(Exercise material):
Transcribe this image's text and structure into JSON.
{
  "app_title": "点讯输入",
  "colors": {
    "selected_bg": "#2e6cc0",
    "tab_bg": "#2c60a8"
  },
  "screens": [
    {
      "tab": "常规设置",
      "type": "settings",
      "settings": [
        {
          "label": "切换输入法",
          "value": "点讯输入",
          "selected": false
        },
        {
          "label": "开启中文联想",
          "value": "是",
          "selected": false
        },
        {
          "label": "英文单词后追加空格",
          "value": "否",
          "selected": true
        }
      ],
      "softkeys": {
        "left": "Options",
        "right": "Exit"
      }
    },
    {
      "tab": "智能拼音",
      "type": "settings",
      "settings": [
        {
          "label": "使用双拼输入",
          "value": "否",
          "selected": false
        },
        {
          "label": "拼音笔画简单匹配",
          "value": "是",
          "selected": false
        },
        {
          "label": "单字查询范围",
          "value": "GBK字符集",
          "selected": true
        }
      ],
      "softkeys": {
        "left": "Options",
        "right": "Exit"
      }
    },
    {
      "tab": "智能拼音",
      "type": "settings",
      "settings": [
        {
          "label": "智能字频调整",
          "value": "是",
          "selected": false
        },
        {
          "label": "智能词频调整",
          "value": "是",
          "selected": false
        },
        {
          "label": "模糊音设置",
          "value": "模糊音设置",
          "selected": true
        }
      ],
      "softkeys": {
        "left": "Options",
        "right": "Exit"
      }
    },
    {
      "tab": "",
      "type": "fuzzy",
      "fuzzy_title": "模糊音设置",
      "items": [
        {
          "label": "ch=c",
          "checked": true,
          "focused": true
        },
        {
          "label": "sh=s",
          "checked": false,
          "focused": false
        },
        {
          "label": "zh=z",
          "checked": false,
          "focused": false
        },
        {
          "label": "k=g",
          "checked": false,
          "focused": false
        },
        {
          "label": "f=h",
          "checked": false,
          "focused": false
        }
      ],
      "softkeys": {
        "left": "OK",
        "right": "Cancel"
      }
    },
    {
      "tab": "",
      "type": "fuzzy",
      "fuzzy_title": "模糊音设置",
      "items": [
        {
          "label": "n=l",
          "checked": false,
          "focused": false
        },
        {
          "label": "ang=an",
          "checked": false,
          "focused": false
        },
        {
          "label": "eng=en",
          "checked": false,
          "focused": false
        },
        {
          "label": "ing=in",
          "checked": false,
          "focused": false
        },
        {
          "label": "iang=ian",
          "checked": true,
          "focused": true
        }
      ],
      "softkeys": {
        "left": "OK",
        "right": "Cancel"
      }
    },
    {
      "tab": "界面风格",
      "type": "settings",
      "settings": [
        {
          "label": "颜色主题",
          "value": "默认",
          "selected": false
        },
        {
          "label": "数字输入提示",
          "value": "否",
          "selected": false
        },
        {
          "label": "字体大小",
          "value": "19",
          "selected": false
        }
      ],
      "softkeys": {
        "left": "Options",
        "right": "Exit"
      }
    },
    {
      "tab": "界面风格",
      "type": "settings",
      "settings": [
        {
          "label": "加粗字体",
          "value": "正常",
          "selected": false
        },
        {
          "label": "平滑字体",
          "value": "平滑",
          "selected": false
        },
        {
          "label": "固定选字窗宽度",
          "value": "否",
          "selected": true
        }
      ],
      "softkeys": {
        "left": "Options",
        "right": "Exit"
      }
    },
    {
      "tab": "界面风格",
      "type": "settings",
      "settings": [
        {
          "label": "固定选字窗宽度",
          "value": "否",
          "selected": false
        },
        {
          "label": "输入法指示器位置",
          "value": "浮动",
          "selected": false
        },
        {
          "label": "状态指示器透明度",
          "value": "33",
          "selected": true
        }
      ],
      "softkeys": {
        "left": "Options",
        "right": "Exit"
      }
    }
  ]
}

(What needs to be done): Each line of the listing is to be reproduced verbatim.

(Answer for the task):
Transcribe this image's text and structure into JSON.
{
  "app_title": "点讯输入",
  "colors": {
    "selected_bg": "#2e6cc0",
    "tab_bg": "#2c60a8"
  },
  "screens": [
    {
      "tab": "常规设置",
      "type": "settings",
      "settings": [
        {
          "label": "切换输入法",
          "value": "点讯输入",
          "selected": false
        },
        {
          "label": "开启中文联想",
          "value": "是",
          "selected": false
        },
        {
          "label": "英文单词后追加空格",
          "value": "否",
          "selected": true
        }
      ],
      "softkeys": {
        "left": "Options",
        "right": "Exit"
      }
    },
    {
      "tab": "智能拼音",
      "type": "settings",
      "settings": [
        {
          "label": "使用双拼输入",
          "value": "否",
          "selected": false
        },
        {
          "label": "拼音笔画简单匹配",
          "value": "是",
          "selected": false
        },
        {
          "label": "单字查询范围",
          "value": "GBK字符集",
          "selected": true
        }
      ],
      "softkeys": {
        "left": "Options",
        "right": "Exit"
      }
    },
    {
      "tab": "智能拼音",
      "type": "settings",
      "settings": [
        {
          "label": "智能字频调整",
          "value": "是",
          "selected": false
        },
        {
          "label": "智能词频调整",
          "value": "是",
          "selected": false
        },
        {
          "label": "模糊音设置",
          "value": "模糊音设置",
          "selected": true
        }
      ],
      "softkeys": {
        "left": "Options",
        "right": "Exit"
      }
    },
    {
      "tab": "",
      "type": "fuzzy",
      "fuzzy_title": "模糊音设置",
      "items": [
        {
          "label": "ch=c",
          "checked": true,
          "focused": true
        },
        {
          "label": "sh=s",
          "checked": false,
          "focused": false
        },
        {
          "label": "zh=z",
          "checked": false,
          "focused": false
        },
        {
          "label": "k=g",
          "checked": false,
          "focused": false
        },
        {
          "label": "f=h",
          "checked": false,
          "focused": false
        }
      ],
      "softkeys": {
        "left": "OK",
        "right": "Cancel"
      }
    },
    {
      "tab": "",
      "type": "fuzzy",
      "fuzzy_title": "模糊音设置",
      "items": [
        {
          "label": "n=l",
          "checked": false,
          "focused": false
        },
        {
          "label": "ang=an",
          "checked": false,
          "focused": false
        },
        {
          "label": "eng=en",
          "checked": false,
          "focused": false
        },
        {
          "label": "ing=in",
          "checked": false,
          "focused": false
        },
        {
          "label": "iang=ian",
          "checked": true,
          "focused": true
        }
      ],
      "softkeys": {
        "left": "OK",
        "right": "Cancel"
      }
    },
    {
      "tab": "界面风格",
      "type": "settings",
      "settings": [
        {
          "label": "颜色主题",
          "value": "默认",
          "selected": false
        },
        {
          "label": "数字输入提示",
          "value": "否",
          "selected": false
        },
        {
          "label": "字体大小",
          "value": "19",
          "selected": false
        }
      ],
      "softkeys": {
        "left": "Options",
        "right": "Exit"
      }
    },
    {
      "tab": "界面风格",
      "type": "settings",
      "settings": [
        {
          "label": "加粗字体",
          "value": "正常",
          "selected": false
        },
        {
          "label": "平滑字体",
          "value": "平滑",
          "selected": false
        },
        {
          "label": "固定选字窗宽度",
          "value": "否",
          "selected": true
        }
      ],
      "softkeys": {
        "left": "Options",
        "right": "Exit"
      }
    },
    {
      "tab": "界面风格",
      "type": "settings",
      "settings": [
        {
          "label": "固定选字窗宽度",
          "value": "否",
          "selected": false
        },
        {
          "label": "输入法指示器位置",
          "value": "浮动",
          "selected": false
        },
        {
          "label": "状态指示器透明度",
          "value": "33",
          "selected": true
        }
      ],
      "softkeys": {
        "left": "Options",
        "right": "Exit"
      }
    }
  ]
}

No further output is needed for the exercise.